What this task involves.
Go through the data below and return each line where the string "ATTUR" occurs.

Supplied data.
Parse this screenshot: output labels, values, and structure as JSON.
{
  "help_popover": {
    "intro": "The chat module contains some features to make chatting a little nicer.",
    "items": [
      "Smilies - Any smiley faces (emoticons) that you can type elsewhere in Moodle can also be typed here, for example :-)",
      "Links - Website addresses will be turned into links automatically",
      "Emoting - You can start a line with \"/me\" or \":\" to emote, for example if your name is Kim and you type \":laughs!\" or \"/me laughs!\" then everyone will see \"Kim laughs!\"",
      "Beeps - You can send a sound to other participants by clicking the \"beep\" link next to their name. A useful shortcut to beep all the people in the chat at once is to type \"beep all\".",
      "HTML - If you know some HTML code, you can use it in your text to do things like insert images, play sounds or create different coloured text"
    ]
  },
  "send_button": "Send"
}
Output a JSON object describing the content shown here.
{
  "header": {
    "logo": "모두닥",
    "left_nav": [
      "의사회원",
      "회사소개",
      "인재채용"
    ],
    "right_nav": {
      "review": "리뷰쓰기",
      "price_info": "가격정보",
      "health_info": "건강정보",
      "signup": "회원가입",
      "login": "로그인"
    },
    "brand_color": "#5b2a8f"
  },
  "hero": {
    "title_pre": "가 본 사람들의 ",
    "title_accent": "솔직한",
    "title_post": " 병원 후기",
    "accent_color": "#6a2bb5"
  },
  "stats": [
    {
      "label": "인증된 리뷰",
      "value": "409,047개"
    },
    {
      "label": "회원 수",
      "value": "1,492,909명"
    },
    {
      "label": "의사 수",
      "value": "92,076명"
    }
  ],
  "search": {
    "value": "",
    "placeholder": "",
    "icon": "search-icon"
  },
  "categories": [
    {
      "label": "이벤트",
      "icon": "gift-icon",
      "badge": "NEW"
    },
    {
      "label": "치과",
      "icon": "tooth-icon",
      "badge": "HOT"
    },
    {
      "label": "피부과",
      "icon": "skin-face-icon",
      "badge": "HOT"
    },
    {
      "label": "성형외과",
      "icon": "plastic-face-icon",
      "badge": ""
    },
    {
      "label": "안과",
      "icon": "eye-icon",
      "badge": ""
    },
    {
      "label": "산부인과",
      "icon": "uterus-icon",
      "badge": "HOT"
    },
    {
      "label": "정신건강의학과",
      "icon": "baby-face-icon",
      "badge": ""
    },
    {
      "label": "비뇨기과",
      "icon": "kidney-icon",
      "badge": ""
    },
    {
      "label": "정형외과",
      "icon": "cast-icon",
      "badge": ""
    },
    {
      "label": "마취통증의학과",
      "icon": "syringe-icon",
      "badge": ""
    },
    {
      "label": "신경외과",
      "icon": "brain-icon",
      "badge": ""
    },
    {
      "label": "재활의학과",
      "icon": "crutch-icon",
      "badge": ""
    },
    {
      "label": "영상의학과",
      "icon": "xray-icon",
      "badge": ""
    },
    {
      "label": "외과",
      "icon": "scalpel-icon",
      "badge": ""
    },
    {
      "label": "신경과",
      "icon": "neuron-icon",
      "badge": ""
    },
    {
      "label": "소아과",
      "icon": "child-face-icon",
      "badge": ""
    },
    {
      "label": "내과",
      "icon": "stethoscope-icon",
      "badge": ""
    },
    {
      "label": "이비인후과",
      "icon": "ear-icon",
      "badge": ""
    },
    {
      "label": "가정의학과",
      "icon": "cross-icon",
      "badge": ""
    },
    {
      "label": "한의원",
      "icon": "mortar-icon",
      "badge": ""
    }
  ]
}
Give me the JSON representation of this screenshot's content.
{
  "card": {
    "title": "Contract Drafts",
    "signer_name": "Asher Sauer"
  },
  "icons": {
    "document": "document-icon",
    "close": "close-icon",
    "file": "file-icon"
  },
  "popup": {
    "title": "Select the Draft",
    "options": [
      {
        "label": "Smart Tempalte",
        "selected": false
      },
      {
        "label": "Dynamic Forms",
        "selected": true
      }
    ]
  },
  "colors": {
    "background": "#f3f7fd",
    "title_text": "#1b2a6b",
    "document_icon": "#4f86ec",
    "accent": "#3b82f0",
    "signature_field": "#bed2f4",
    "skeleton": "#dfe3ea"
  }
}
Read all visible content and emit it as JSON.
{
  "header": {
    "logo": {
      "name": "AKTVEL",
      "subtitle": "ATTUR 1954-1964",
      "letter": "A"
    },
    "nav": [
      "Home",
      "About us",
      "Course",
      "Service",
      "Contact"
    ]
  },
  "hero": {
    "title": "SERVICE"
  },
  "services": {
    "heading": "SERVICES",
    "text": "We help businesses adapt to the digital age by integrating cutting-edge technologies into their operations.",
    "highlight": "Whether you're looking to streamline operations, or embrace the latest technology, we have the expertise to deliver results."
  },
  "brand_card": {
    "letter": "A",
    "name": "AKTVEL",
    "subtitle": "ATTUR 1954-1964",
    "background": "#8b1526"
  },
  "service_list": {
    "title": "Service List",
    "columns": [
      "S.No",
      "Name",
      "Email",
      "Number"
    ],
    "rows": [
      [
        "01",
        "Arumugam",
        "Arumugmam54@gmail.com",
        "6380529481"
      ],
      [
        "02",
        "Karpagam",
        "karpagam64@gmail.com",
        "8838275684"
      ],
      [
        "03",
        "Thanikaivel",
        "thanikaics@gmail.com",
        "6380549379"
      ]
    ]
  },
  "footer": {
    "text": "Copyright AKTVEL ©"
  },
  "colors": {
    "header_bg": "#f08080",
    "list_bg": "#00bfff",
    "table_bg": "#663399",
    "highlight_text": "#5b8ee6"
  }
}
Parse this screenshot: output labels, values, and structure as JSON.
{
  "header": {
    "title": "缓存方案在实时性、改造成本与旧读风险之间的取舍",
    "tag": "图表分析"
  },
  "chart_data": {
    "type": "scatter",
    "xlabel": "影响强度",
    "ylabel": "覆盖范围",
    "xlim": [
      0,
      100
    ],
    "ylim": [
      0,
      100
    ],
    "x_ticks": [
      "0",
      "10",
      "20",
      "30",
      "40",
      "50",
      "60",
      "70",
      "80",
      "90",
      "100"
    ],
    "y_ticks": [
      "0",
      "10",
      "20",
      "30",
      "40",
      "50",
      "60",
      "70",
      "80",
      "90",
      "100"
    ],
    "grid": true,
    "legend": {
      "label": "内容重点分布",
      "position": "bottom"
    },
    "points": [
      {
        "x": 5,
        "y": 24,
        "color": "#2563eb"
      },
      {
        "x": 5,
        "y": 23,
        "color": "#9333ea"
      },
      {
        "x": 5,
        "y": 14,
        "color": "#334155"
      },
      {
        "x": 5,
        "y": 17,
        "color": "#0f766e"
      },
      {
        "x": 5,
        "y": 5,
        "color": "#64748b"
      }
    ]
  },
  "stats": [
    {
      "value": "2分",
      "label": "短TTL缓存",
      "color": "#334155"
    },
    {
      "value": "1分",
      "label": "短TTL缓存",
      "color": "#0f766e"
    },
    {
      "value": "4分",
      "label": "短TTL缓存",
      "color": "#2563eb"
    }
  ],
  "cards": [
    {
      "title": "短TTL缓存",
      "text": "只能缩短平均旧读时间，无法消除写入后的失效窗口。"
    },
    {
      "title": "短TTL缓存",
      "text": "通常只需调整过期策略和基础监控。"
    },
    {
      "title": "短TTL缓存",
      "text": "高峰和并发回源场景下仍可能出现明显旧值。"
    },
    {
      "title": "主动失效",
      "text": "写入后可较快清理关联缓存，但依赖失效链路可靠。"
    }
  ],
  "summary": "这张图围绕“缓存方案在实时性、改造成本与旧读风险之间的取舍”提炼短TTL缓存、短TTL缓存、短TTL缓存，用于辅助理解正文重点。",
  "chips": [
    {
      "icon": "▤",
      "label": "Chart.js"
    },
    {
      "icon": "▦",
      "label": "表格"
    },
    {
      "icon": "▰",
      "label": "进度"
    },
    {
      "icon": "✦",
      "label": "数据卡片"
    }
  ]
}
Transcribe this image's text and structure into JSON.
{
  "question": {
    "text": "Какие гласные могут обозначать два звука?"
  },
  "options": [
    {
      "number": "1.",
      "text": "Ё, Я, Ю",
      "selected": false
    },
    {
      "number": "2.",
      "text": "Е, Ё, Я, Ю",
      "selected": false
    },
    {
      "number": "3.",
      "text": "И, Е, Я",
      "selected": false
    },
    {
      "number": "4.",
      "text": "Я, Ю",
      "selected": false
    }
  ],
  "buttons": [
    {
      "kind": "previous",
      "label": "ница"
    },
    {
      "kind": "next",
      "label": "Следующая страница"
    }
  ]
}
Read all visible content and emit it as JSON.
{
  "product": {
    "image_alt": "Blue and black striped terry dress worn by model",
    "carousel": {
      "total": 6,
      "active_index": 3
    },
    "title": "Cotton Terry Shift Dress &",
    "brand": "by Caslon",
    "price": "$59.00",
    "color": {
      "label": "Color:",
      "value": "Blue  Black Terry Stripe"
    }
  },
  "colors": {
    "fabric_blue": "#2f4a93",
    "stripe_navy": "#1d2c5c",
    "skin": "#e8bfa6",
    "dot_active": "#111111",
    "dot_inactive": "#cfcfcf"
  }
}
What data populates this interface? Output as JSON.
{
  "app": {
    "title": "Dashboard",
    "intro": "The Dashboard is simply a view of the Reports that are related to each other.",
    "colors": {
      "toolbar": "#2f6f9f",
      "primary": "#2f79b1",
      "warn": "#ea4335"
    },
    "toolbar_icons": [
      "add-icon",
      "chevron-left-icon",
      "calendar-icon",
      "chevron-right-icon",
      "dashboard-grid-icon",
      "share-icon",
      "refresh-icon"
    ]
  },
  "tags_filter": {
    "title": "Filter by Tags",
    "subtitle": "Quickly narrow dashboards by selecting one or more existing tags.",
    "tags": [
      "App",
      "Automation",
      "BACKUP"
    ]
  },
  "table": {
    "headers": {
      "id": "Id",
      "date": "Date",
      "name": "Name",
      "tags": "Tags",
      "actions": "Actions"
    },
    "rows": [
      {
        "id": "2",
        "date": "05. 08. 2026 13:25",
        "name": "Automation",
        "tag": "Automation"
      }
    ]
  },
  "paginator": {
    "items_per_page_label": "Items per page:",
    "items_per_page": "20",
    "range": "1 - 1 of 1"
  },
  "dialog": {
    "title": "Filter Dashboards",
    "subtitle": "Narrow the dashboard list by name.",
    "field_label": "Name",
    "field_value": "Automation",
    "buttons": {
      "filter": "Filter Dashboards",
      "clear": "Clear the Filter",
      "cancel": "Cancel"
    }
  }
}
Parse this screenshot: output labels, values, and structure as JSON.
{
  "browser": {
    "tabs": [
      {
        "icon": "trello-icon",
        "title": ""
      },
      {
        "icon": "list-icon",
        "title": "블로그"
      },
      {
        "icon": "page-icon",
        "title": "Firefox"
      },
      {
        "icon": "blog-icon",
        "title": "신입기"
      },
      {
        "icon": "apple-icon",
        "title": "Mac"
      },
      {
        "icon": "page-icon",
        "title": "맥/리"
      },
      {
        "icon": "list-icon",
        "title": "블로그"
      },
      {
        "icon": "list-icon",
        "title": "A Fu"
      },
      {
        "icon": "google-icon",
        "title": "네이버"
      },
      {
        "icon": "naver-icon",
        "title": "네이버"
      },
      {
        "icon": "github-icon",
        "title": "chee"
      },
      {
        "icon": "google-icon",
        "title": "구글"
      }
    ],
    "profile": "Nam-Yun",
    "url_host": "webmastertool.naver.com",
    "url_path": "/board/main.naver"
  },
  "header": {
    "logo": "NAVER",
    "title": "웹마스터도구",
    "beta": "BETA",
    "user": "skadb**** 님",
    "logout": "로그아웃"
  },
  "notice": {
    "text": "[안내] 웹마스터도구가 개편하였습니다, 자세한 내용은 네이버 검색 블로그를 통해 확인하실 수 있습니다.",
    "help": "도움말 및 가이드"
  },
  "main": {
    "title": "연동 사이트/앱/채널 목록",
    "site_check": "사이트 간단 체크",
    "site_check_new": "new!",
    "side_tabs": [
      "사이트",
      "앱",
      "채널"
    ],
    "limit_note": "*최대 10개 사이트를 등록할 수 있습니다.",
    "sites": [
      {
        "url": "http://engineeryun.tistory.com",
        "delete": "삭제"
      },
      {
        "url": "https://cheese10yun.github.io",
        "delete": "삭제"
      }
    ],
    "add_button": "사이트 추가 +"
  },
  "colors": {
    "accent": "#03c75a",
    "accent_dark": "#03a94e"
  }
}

Result for this task.
      "subtitle": "ATTUR 1954-1964",
    "subtitle": "ATTUR 1954-1964",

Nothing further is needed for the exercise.